Wikipedia credits Dave Thomas with the idea behind code katas. Short exercises designed to improve coding and code design skills.
It feels a bit trite to define code. For the purposes of a kata we are talking text that is either interpreted or compiled into an executable and then run.
Kata (型 or 形 literally: "form"?) is a Japanese word describing detailed choreographed patterns of movements practised either solo or in pairs. The term form is used for the corresponding concept in non-Japanese martial arts in general. http://en.wikipedia.org/wiki/Kata
Ninja in western culture and perhaps beyond has come to mean someone who is highly skilled. It is also a really cool domain name.
If practice makes perfect then performing code katas improves your code and coding skills. http://codekata.com has a good description of what a Code Kata is and a list of Katas for you to try yourself.
Katas can be done by yourself as a way to hone your skills in private or you can participate in a Coding Dojo and use Code Katas in a group setting. Emily Bache has written a book all about running a Dojo The Coding Dojo Handbook that you might find interesting.
Performing Code Katas is about improvement. Like a musician or someone who plays sports its about taking some element of the activity and practicing it in isolation to improve that one part. By repeating these practice sessions your overall game improves. You might want to improve your TDD skills, learn a new programming language or try different designs against the same problem. Refactoring is about improving code design without changing behaviour. You need tests to move with confidence but working on small programming prolems (katas) you ability to spot refacotring opportunities improves.
The problem domain often favours a particular programming style or language. Repeating a Kata using different designs and languages helps you improve your ability to make better choices with larger problems.
Kata problems are designed to be short or can be split into chunks of time and performed over a longer period or on differnt occasions. I typically budget about an hour which includes setup, working on the problem and then reflecting on how I thought the exercise went. Don't skimp on the reflection part. Take notes to review later, areas to work on next time. If you are pair programming (highly recommenced) then discuss the problem with your partner.
Choose tools that are either appropriate for the chosen language or that you want to learn. If you are paring then make sure that the ground rules are agreed. Emacs/Vim debates are fun but should not be part of the kata.
Time taken setting up for practice can be a time sink. During my practice sessions I found myself spending too much time setting up a basic project template and then switching back and forth between editing and running my tests.

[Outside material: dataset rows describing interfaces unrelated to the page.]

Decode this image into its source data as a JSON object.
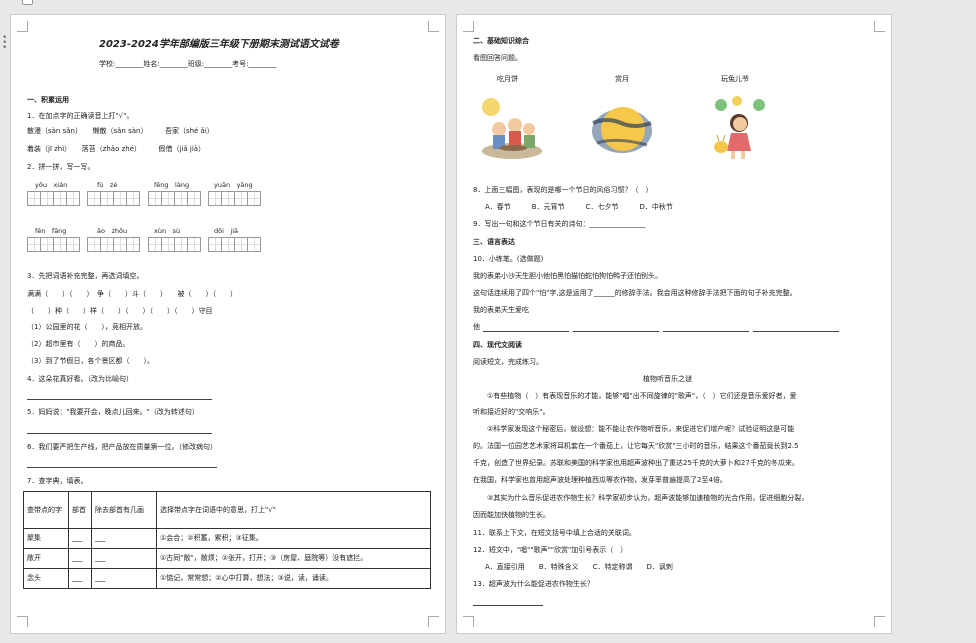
{
  "p1": {
    "title": "2023-2024学年部编版三年级下册期末测试语文试卷",
    "info": "学校:________姓名:________班级:________考号:________",
    "s1": "一、积累运用",
    "q1": "1．在加点字的正确读音上打\"√\"。",
    "q1a": "散漫（sàn sǎn）　　懒散（sǎn sàn）　　　吾家（shé ǎi）",
    "q1b": "着装（jī zhì）　　落苔（zhǎo zhé）　　　假借（jiǎ jià）",
    "q2": "2．拼一拼，写一写。",
    "py1": [
      "yōu　xián",
      "fù　zé",
      "fēng　làng",
      "yuān　yāng"
    ],
    "py2": [
      "fēn　fāng",
      "āo　zhōu",
      "xùn　sù",
      "dōi　jiā"
    ],
    "q3": "3．先把词语补充完整，再选词填空。",
    "q3a": "满满（　　）（　　）　争（　　）斗（　　）　　被（　　）（　　）",
    "q3b": "（　　）种（　　）样（　　）（　　）（　　）（　　）守目",
    "q3c": "（1）公园里的花（　　），竞相开放。",
    "q3d": "（2）超市里有（　　）的商品。",
    "q3e": "（3）到了节假日，各个景区都（　　）。",
    "q4": "4．这朵花真好看。（改为比喻句）",
    "q5": "5．妈妈说：\"我要开会，晚点儿回来。\"（改为转述句）",
    "q6": "6．我们要严把生产线，把产品放在质量第一位。（修改病句）",
    "q7": "7．查字典，填表。",
    "table": {
      "head": [
        "查带点的字",
        "部首",
        "除去部首有几画",
        "选择带点字在词语中的意思，打上\"√\""
      ],
      "rows": [
        [
          "聚集",
          "___",
          "___",
          "①会合；②积蓄，累积；③征集。"
        ],
        [
          "敞开",
          "___",
          "___",
          "①古同\"敞\"，敞烦；②张开，打开；③（房屋、庭院等）没有遮拦。"
        ],
        [
          "念头",
          "___",
          "___",
          "①惦记，常常想；②心中打算，想法；③说，读，诵读。"
        ]
      ]
    }
  },
  "p2": {
    "s2": "二、基础知识综合",
    "intro": "看图回答问题。",
    "cap": [
      "吃月饼",
      "赏月",
      "玩兔儿爷"
    ],
    "q8": "8．上面三幅图，表现的是哪一个节日的风俗习惯？（　）",
    "q8opts": "A．春节　　　B．元宵节　　　C．七夕节　　　D．中秋节",
    "q9": "9．写出一句和这个节日有关的诗句：________________",
    "s3": "三、语言表达",
    "q10": "10．小练笔。(选做题)",
    "q10a": "我的表弟小沙天生胆小他怕黑怕猫怕蛇怕狗怕鸭子还怕别头。",
    "q10b": "这句话连续用了四个\"怕\"字,这是运用了______的修辞手法。我会用这种修辞手法把下面的句子补充完整。",
    "q10c": "我的表弟天生爱吃",
    "q10d": "他",
    "s4": "四、现代文阅读",
    "intro2": "阅读短文，完成练习。",
    "ptitle": "植物听音乐之谜",
    "para1a": "①有些植物（　）有表现音乐的才能，能够\"唱\"出不同旋律的\"歌声\"，（　）它们还是音乐爱好者，爱",
    "para1b": "听和接近好的\"交响乐\"。",
    "para2a": "②科学家发现这个秘密后，就设想：能不能让农作物听音乐，来促进它们增产呢？试验证明这是可能",
    "para2b": "的。法国一位园艺艺术家将耳机套在一个番茄上，让它每天\"欣赏\"三小时的音乐，结果这个番茄竟长到2.5",
    "para2c": "千克，创造了世界纪录。苏联和美国的科学家也用超声波种出了重达25千克的大萝卜和27千克的冬瓜来。",
    "para2d": "在我国，科学家也曾用超声波处理种植西瓜等农作物，发芽率普遍提高了2至4倍。",
    "para3a": "③其实为什么音乐促进农作物生长？科学家初步认为，超声波能够加速植物的光合作用，促进细胞分裂，",
    "para3b": "因而能加快植物的生长。",
    "q11": "11．联系上下文，在短文括号中填上合适的关联词。",
    "q12": "12．短文中，\"唱\"\"歌声\"\"欣赏\"加引号表示（　）",
    "q12opts": "A．直接引用　　B．特殊含义　　C．特定称谓　　D．讽刺",
    "q13": "13．超声波为什么能促进农作物生长？"
  }
}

lazybuilder helps with the second problem. It waits for changes in the source tree and triggers a build/test run of your code. codekata installs and runs lazybuilder.
Both of these tools are OS X only at the moment. If you are interested in porting them to another platform feel free to get in touch or send me a pull request.